HUNDREDS of firefighters have lost a bid to boost their holiday entitlements.
It is the first dispute over government plans introduced by Public Expenditure and Reform Minister Brendan Howlin to standardise holidays across the public sector.
These plans mean annual leave should range from a minimum of 22 days to a maximum of 32 days from January.
Nine-hundred Dublin firefighters, who claimed they got 23 days off a year, said that three of these days -- known as "winter leave" -- were not part of their annual holidays.
They argued that their annual leave entitlement was therefore 20 days, and that this should increase to 22 days under the new rules.
As they would continue to get the three "winter leave" days on top of this, they would end up with 25 days off.
But the Labour Court has rejected their claim that winter leave is not part of annual leave.
It found that winter leave was part of their regular holidays, noting that it is "clearly annual leave because it is granted annually".
The city council had warned that an increase in firefighters' holidays would "have significant financial implications".
"We are assessing the implications of the recommendation and will be discussing it with the unions in the new year," said a council spokesman.
He was unable to say when the "winter leave" days were taken or whether they were the normal arrangement at other local authorities.
The council argued that the firefighters enjoyed "very generous" leave and roster arrangements.
It claimed they got 24 days of annual leave -- compared with the unions' claim that they got 20 days plus three winter days.
The council said their entitlement was above the minimum proposed in the plans to standardise holidays.
In its recommendation, which has just been issued, the court found that the firefighters got 24 days off as well as holidays for working more than 39 hours a week.

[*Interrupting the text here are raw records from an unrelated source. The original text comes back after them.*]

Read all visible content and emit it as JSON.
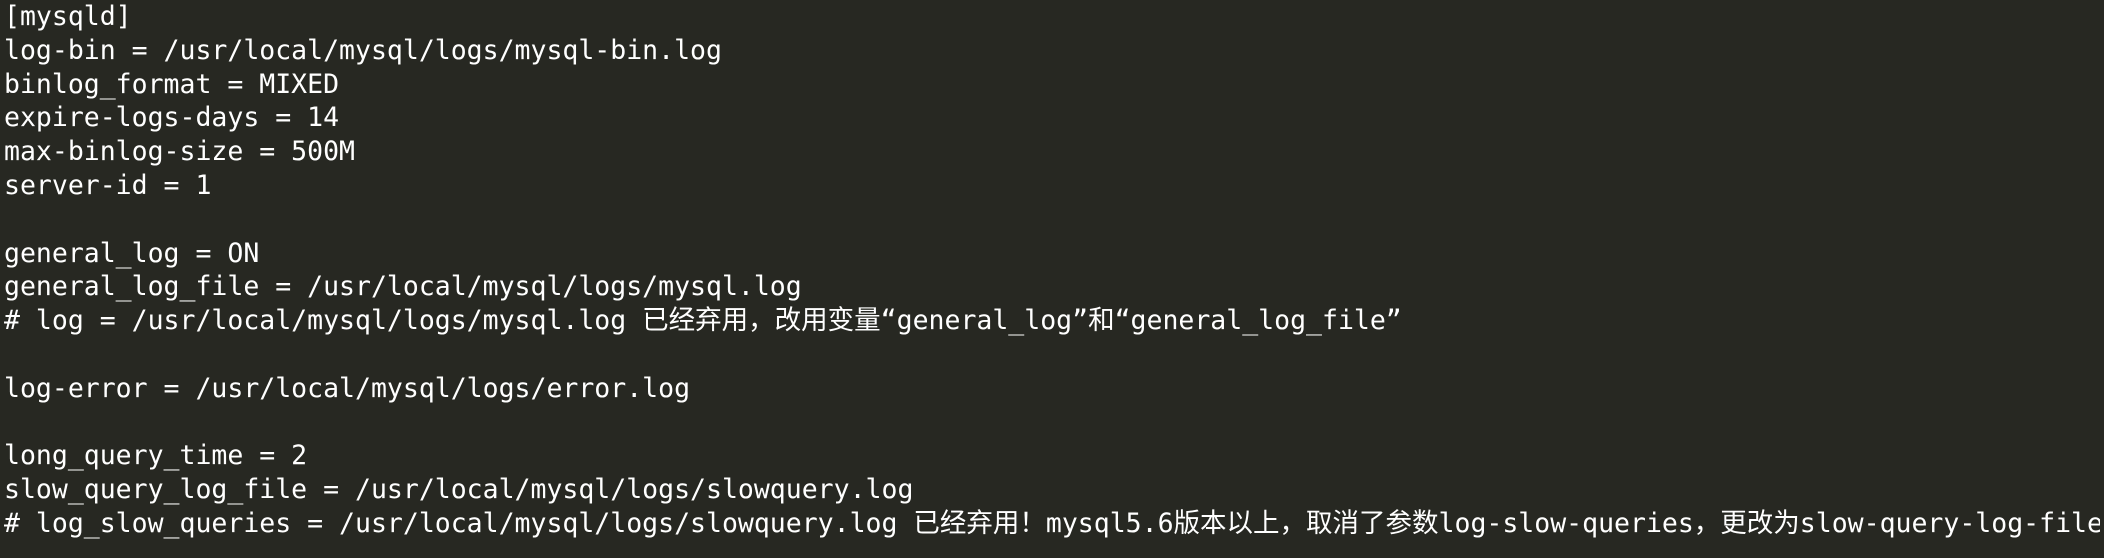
{
  "editor": {
    "lines": [
      "[mysqld]",
      "log-bin = /usr/local/mysql/logs/mysql-bin.log",
      "binlog_format = MIXED",
      "expire-logs-days = 14",
      "max-binlog-size = 500M",
      "server-id = 1",
      "",
      "general_log = ON",
      "general_log_file = /usr/local/mysql/logs/mysql.log",
      "# log = /usr/local/mysql/logs/mysql.log 已经弃用，改用变量“general_log”和“general_log_file”",
      "",
      "log-error = /usr/local/mysql/logs/error.log",
      "",
      "long_query_time = 2",
      "slow_query_log_file = /usr/local/mysql/logs/slowquery.log",
      "# log_slow_queries = /usr/local/mysql/logs/slowquery.log 已经弃用！mysql5.6版本以上，取消了参数log-slow-queries，更改为slow-query-log-file"
    ],
    "colors": {
      "background": "#272822",
      "text": "#ffffff"
    }
  }
}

It found there was no documentation to explain how or why winter days were given.
It said winter leave was probably granted in recognition of the firefighters working shifts.
"There is no record in which the origin or purpose of the three days is clearly described one way or the other," it said.
"The city council is unable to say with any degree of confidence why, or when, the disputed leave was introduced."
It said the council thought it was brought in in 1970 in recognition of the hours then worked by the fire brigade.
The unions said they believed it was introduced in 1968 to bring the firefighters' leave into line with other municipal employees.
"However, the evidence relied upon by both sides is almost entirely anecdotal," said the court.
Public Expenditure and Reform Minister Brendan Howlin announced plans in November to bring an end to out-of-date leave arrangements.